Source: IPCC & Down to Earth
This Special Report on the Ocean and Cryosphere in a Changing Climate (SROCC) was prepared following an IPCC Panel decision in 2016 to prepare three Special Reports during the Sixth Assessment Cycle. By assessing new scientific literature, the SROCC responds to government and observer organization proposals
Other reports followed by SROCC
- The SROCC follows the other two Special Reports on Global Warming of 1.5°C (SR1.5) and on Climate Change and Land (SRCCL) and the Intergovernmental Science Policy Platform on Biodiversity and Ecosystem Services (IPBES) Global Assessment Report on Biodiversity and Ecosystem Services.
- The report highlights that the global ocean has warmed unabated since 1970 and has taken up more than 90% of the excess heat in the climate system.
- The report highlights the urgency of prioritizing action to address “unprecedented” and enduring changes in the ocean and cryosphere.
- It indicates that with any degree of additional warming, events that historically occurred once per century will occur every year by mid-century in many regions. Recent hurricanes in the Caribbean, for example, are a testament to this
- While sea level rise is currently rising more than twice as fast now as during the 20th century and accelerating, the report notes a projected rise by 30-60 cm more by 2100 even if emissions significantly decrease and temperature rise is limited to below 2°C. This figure will be much greater if emissions continue to rise unabated.
In addition, as mountain glaciers retreat, they are also altering water availability and quality downstream, with implications for many sectors, including agriculture and hydropower.Immediate risks due to the impact on oceans and the cryosphere
- For one, sustainable development is at risk. Communities’ livelihood options such as ecosystem services are already at high risk. And on the front line of these risks are the poor and marginalised people.
Impact on India

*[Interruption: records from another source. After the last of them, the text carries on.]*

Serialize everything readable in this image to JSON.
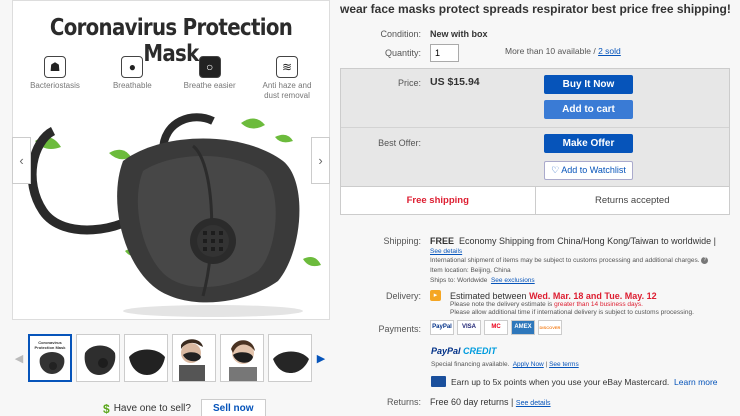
{
  "gallery": {
    "hero_title": "Coronavirus Protection Mask",
    "features": [
      {
        "label": "Bacteriostasis",
        "icon": "cat-face-icon"
      },
      {
        "label": "Breathable",
        "icon": "droplet-icon"
      },
      {
        "label": "Breathe easier",
        "icon": "ring-icon"
      },
      {
        "label": "Anti haze and dust removal",
        "icon": "haze-icon"
      }
    ],
    "thumb_title": "Coronavirus Protection Mask"
  },
  "sell": {
    "dollar_icon": "$",
    "text": "Have one to sell?",
    "button": "Sell now"
  },
  "listing": {
    "title": "wear face masks protect spreads respirator best price free shipping!",
    "condition_label": "Condition:",
    "condition_value": "New with box",
    "quantity_label": "Quantity:",
    "quantity_value": "1",
    "available_text": "More than 10 available / ",
    "sold_link": "2 sold",
    "price_label": "Price:",
    "price": "US $15.94",
    "buy_now": "Buy It Now",
    "add_to_cart": "Add to cart",
    "best_offer_label": "Best Offer:",
    "make_offer": "Make Offer",
    "watchlist": "Add to Watchlist",
    "free_shipping": "Free shipping",
    "returns_accepted": "Returns accepted"
  },
  "shipping": {
    "label": "Shipping:",
    "free": "FREE",
    "method": "Economy Shipping from China/Hong Kong/Taiwan to worldwide |",
    "see_details": "See details",
    "intl_note": "International shipment of items may be subject to customs processing and additional charges.",
    "item_location": "Item location:  Beijing, China",
    "ships_to": "Ships to:  Worldwide",
    "see_exclusions": "See exclusions"
  },
  "delivery": {
    "label": "Delivery:",
    "estimated": "Estimated between",
    "dates": "Wed. Mar. 18 and Tue. May. 12",
    "note_prefix": "Please note the delivery estimate is",
    "note_highlight": "greater than 14 business days.",
    "note2": "Please allow additional time if international delivery is subject to customs processing."
  },
  "payments": {
    "label": "Payments:",
    "logos": [
      "PayPal",
      "VISA",
      "MC",
      "AMEX",
      "DISCOVER"
    ],
    "pp_credit_1": "PayPal",
    "pp_credit_2": "CREDIT",
    "special": "Special financing available.",
    "apply_now": "Apply Now",
    "see_terms": "See terms",
    "earn": "Earn up to 5x points when you use your eBay Mastercard.",
    "learn_more": "Learn more"
  },
  "returns": {
    "label": "Returns:",
    "value": "Free 60 day returns |",
    "see_details": "See details"
  }
}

- For India, which has coastlines along the Arabian Sea to the west and the Bay of Bengal to the east, which are home to around 250 million people, the impact of the warming of oceans will increase climatic events such as cyclones. These events are predicted to be on the rise and will be more severe in future decades.
- Salinity ingress will pollute the freshwater bodies and will have huge impacts on water for irrigation and domestic use.
- Rainfall:The shifting rainfall patters of the Indian monsoon will also have bearing for people living in the coastal areas.
- Himalayan Region: The major impact due to damage to the cryosphere will be in the Hindu Kush Himalayan (HKH) Region, which has the largest reserves of water in the form of ice and snow outside the poles. What happens to Himalayan glaciers will affect over 2 billion people living in Asia, through the changes in water regimes of 10 major river basins that originates from HKH region.
- Rivers: In the Indus and Ganges river basins of India and Pakistan, snow and glacial melt provides enough water to grow food crops to sustain a balanced diet for 38 million people and supports the livelihoods of 129 million farmers.
Around 1.2 billion people living downstream of the Himalayas are directly affected by what happens to the glaciers upstream.